Play testing went well, but it suffered from too much down time for players who didn’t always have something to do on their turn. Toward the end of heavy play testing and tweaking, I had the game setup with a day/night cycle where the goal was to leave your home in the morning, pickup as many packages as possible, and make it back before sunset. This idea was inspired by the oxygen timer in Deep Sea Adventure.
At the end of the day though, after a good 6 months of testing and improvements, the game was not up to my standards. Time to start over, but this time not completely.
I decided that instead of scrapping the game altogether I would keep the metro map as is and use it as a design constraint. I’d decided to stick to my roots and create a heavy economic simulation. As I got rid of nearly every random element in the game and focused on a player driven economy, everything fell into place very quickly.

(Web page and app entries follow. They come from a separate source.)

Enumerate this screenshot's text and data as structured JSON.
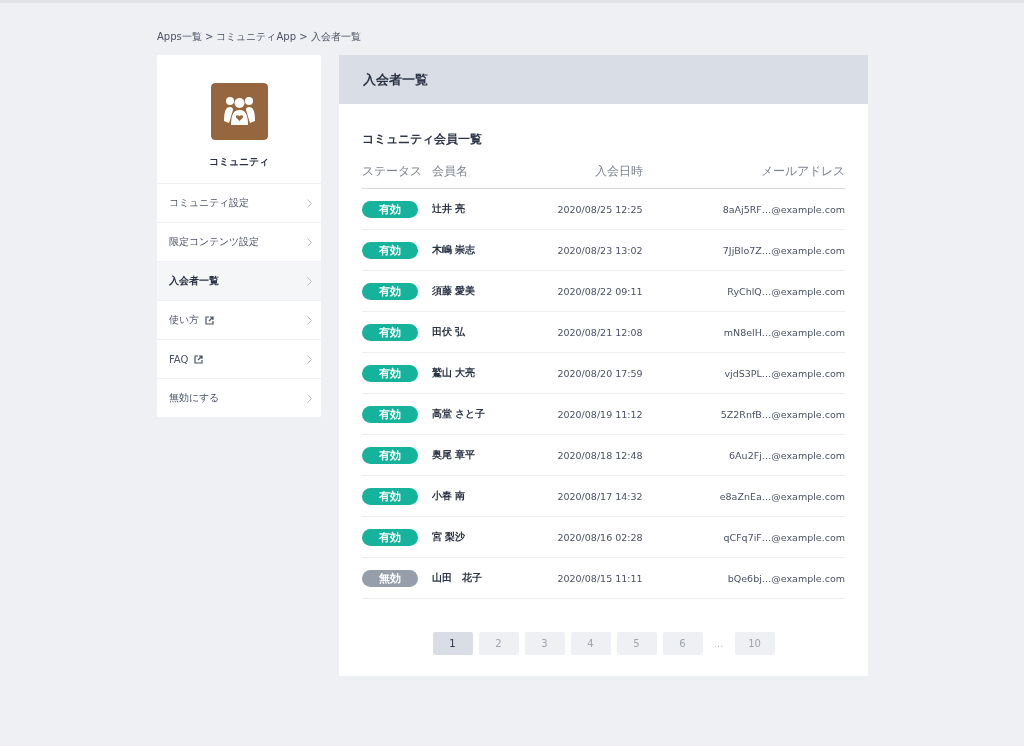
{
  "breadcrumb": "Apps一覧 > コミュニティApp > 入会者一覧",
  "sidebar": {
    "app_name": "コミュニティ",
    "items": [
      {
        "label": "コミュニティ設定",
        "external": false,
        "selected": false
      },
      {
        "label": "限定コンテンツ設定",
        "external": false,
        "selected": false
      },
      {
        "label": "入会者一覧",
        "external": false,
        "selected": true
      },
      {
        "label": "使い方",
        "external": true,
        "selected": false
      },
      {
        "label": "FAQ",
        "external": true,
        "selected": false
      },
      {
        "label": "無効にする",
        "external": false,
        "selected": false
      }
    ]
  },
  "page_title": "入会者一覧",
  "section_title": "コミュニティ会員一覧",
  "table": {
    "columns": [
      "ステータス",
      "会員名",
      "入会日時",
      "メールアドレス"
    ],
    "rows": [
      {
        "status": "有効",
        "active": true,
        "name": "辻井 亮",
        "joined": "2020/08/25 12:25",
        "email": "8aAj5RF…@example.com"
      },
      {
        "status": "有効",
        "active": true,
        "name": "木嶋 崇志",
        "joined": "2020/08/23 13:02",
        "email": "7JjBlo7Z…@example.com"
      },
      {
        "status": "有効",
        "active": true,
        "name": "須藤 愛美",
        "joined": "2020/08/22 09:11",
        "email": "RyChlQ…@example.com"
      },
      {
        "status": "有効",
        "active": true,
        "name": "田伏 弘",
        "joined": "2020/08/21 12:08",
        "email": "mN8elH…@example.com"
      },
      {
        "status": "有効",
        "active": true,
        "name": "鷲山 大亮",
        "joined": "2020/08/20 17:59",
        "email": "vjdS3PL…@example.com"
      },
      {
        "status": "有効",
        "active": true,
        "name": "高堂 さと子",
        "joined": "2020/08/19 11:12",
        "email": "5Z2RnfB…@example.com"
      },
      {
        "status": "有効",
        "active": true,
        "name": "奥尾 章平",
        "joined": "2020/08/18 12:48",
        "email": "6Au2Fj…@example.com"
      },
      {
        "status": "有効",
        "active": true,
        "name": "小春 南",
        "joined": "2020/08/17 14:32",
        "email": "e8aZnEa…@example.com"
      },
      {
        "status": "有効",
        "active": true,
        "name": "宮 梨沙",
        "joined": "2020/08/16 02:28",
        "email": "qCFq7iF…@example.com"
      },
      {
        "status": "無効",
        "active": false,
        "name": "山田　花子",
        "joined": "2020/08/15 11:11",
        "email": "bQe6bj…@example.com"
      }
    ]
  },
  "pagination": [
    {
      "kind": "page",
      "label": "1",
      "selected": true
    },
    {
      "kind": "page",
      "label": "2",
      "selected": false
    },
    {
      "kind": "page",
      "label": "3",
      "selected": false
    },
    {
      "kind": "page",
      "label": "4",
      "selected": false
    },
    {
      "kind": "page",
      "label": "5",
      "selected": false
    },
    {
      "kind": "page",
      "label": "6",
      "selected": false
    },
    {
      "kind": "gap",
      "label": "…"
    },
    {
      "kind": "page",
      "label": "10",
      "selected": false
    }
  ]
}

There is something to be said for sitting with an idea in your mind for a prolonged period of time. Even after spending 6+ months on a single design, the solution can just pop into your head at a moments notice and encompass all of that past work! It’s a beautiful thing.

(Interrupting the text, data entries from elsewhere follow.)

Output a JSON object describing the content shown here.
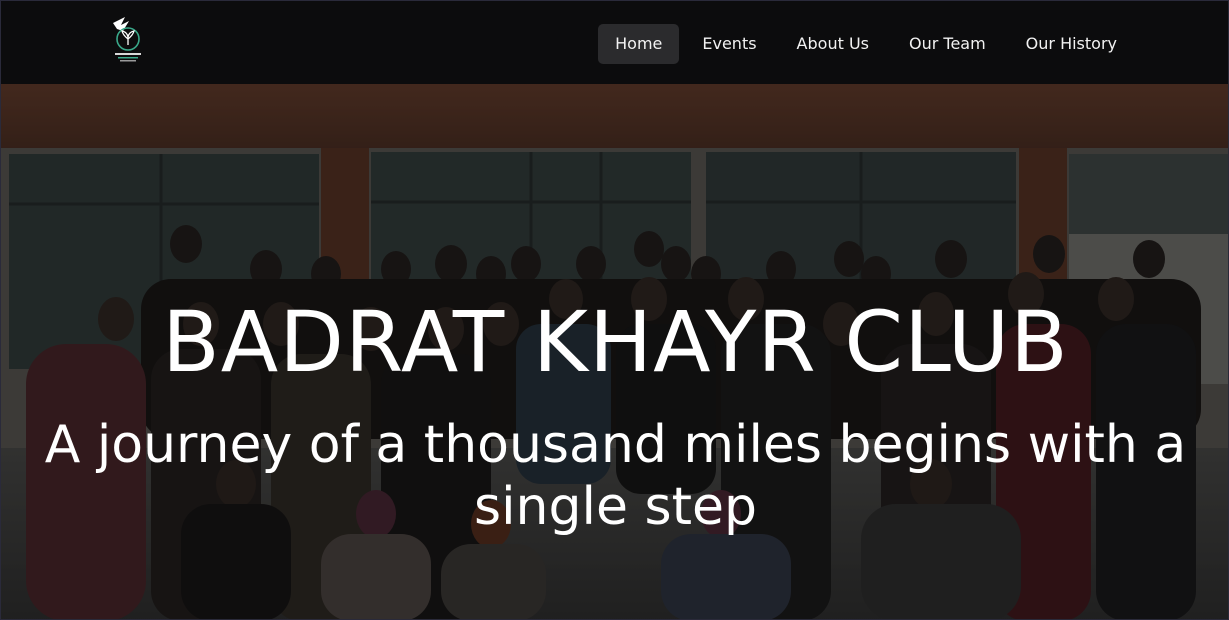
{
  "nav": {
    "items": [
      {
        "label": "Home",
        "active": true
      },
      {
        "label": "Events",
        "active": false
      },
      {
        "label": "About Us",
        "active": false
      },
      {
        "label": "Our Team",
        "active": false
      },
      {
        "label": "Our History",
        "active": false
      }
    ]
  },
  "hero": {
    "title": "BADRAT KHAYR CLUB",
    "subtitle": "A journey of a thousand miles begins with a single step"
  },
  "colors": {
    "navbar_bg": "#0c0c0d",
    "active_tab_bg": "#2b2b2d",
    "logo_accent": "#3aa98a",
    "text": "#ffffff"
  }
}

I would describe my design style as ‘player driven, self-balancing’. What I mean by this is, I leave everything up to equal opportunity for the players. The game doesn’t dictate anything, and thus cannot become imbalanced. Worker placement and auctions are the perfect tools for this (in my opinion). No one can complain that they were dealt an unfair hand if they could have bid for turn order, and taken an action before another player. The same can be said for setup on a map, even if the map itself has better positions.
In TOKYO METRO I took this concept to another level, by giving players the opportunity to not only invest in train lines, but to speculate on their opponents lines and cut out profits from their monopolies. There are also elements of ‘teaming up’, as you build stations that might split profits for you and another player-owned train line. The balance will always shift throughout the game, and reading this is critical. It is a true capitalist simulation with equal opportunity.

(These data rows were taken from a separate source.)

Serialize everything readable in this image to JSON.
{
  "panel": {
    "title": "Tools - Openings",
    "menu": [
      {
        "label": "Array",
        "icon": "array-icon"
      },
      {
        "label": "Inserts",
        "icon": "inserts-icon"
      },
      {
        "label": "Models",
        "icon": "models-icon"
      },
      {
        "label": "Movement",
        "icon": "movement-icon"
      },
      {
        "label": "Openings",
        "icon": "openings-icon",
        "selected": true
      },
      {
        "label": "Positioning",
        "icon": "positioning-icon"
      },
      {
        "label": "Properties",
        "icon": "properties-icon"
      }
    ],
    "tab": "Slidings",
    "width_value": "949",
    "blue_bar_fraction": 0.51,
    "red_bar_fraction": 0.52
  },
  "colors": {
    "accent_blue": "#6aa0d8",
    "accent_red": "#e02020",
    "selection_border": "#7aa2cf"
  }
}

Graphical Improvements & Blind Play Testing
Blind play testing is a brilliant way to discover if your game makes sense, and where improvements can be made. I value this tool of development over any other. Luckily the reworked version of TOKYO METRO had a great reception, and the list of suggested improvements were mostly graphical, with a few minor tweaks to yen circulation.
One of the main complaints was that the patterns were hard to see past. I used traditional Japanese kimono patterns on all of the cards, and I wanted to keep this aesthetic, so I had to change a few of them out and resize them until it made sense. I’m still tweaking things as improvements present themselves.
Once I had this feedback, I reworked the map several times, the action cards, and started looking at more options for the 3D physical pieces. I love tactile unique one-off pieces in board games, so I strove to create some new shapes and unorthodox pieces for the game. I’m really happy with the results!
Another constraint I put on myself was to make everything fit inside of my standardized large size box (this is the same box size as Import/Export). This is the largest box I plan to release, which means the map had to be fabric, and everything had to be just the right size to fit inside. When you look at most boxes in the western board game industry, they are just air inside! What a waste of cardboard and space… I vowed to fit as much as possible inside of my game boxes, and when you get METRO out onto a table, it is going to change your mind about box sizes. The game is a behemoth.
Conclusion and Kickstarter Prep
Over a year and two game major game iterations later, TOKYO METRO is coming to Kickstarter, along with two other TOKYO SERIES titles! It feels great to have a polished product that I am proud of, and believe in. The TOKYO SERIES games are all a labor of love for me. I have recently finalized the rules for adding JIDOHANBAIKI as an expansion to METRO as well, and it adds incredible depth to the game. It is my preferred way to play now.
TOKYO METRO has been an amazing design adventure that ended quite far from where it began. I am very happy with the end product, and I’m sure anyone who enjoys economic or worker placement games will find something enjoyable in TOKYO METRO!